The number of attacks on ships in the Malacca Strait fell sharply in the first nine months of this year due to Indonesia's efforts to boost naval and air patrols, according to an AFX News report.
The International Maritime Bureau credits the reduction to an increase in patrols by Indonesia on its side of the strait. The country launched large-scale sea and air patrols in July to enforce maritime security in the Malacca Strait in an operation codenamed Gurita 2005, according to the report. As a result, there was a sharp drop in attacks to 10 in the first nine months of 2005 from 25 a year earlier in the narrow strait.
The figures for the first few months of 2005 were also affected by last year's Dec 26 Indian Ocean tsunami, which devastated parts of Indonesia and also curtailed pirates' activities.

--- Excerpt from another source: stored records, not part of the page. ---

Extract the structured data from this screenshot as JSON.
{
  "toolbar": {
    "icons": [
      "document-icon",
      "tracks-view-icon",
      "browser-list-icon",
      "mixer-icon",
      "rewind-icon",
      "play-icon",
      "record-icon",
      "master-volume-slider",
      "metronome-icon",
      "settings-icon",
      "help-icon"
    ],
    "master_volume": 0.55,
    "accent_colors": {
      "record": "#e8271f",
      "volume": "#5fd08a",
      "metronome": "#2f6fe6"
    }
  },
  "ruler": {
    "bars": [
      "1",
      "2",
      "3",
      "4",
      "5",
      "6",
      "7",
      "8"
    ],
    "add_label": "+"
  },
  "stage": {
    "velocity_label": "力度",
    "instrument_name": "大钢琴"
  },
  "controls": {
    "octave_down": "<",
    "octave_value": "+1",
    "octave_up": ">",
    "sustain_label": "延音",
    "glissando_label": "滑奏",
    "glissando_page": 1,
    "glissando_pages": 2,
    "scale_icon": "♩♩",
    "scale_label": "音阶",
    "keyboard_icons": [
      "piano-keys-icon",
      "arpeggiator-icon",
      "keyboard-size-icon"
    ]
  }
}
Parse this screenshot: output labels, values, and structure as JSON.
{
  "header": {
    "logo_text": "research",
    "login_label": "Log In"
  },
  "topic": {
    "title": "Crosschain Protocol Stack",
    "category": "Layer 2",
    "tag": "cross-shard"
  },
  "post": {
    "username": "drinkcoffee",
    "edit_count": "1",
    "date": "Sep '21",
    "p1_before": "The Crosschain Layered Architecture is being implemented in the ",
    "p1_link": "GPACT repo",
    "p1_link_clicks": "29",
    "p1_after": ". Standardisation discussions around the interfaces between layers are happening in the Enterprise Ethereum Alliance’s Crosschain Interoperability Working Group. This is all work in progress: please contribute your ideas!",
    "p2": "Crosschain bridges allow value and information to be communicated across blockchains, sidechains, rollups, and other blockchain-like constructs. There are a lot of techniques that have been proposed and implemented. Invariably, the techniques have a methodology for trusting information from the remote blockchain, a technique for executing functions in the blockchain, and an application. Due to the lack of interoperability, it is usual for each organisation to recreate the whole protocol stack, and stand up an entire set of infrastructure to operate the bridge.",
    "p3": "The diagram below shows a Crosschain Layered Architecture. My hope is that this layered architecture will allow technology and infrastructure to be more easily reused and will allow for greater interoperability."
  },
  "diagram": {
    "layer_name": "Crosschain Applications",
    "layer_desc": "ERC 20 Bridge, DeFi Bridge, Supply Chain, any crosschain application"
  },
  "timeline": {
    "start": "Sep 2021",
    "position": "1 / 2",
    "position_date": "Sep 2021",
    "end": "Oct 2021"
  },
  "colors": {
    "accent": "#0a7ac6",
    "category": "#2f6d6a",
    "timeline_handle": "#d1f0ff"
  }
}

The Malacca Strait waterway is used by around 50,000 ships a year carrying one third of world trade
Source: AFX News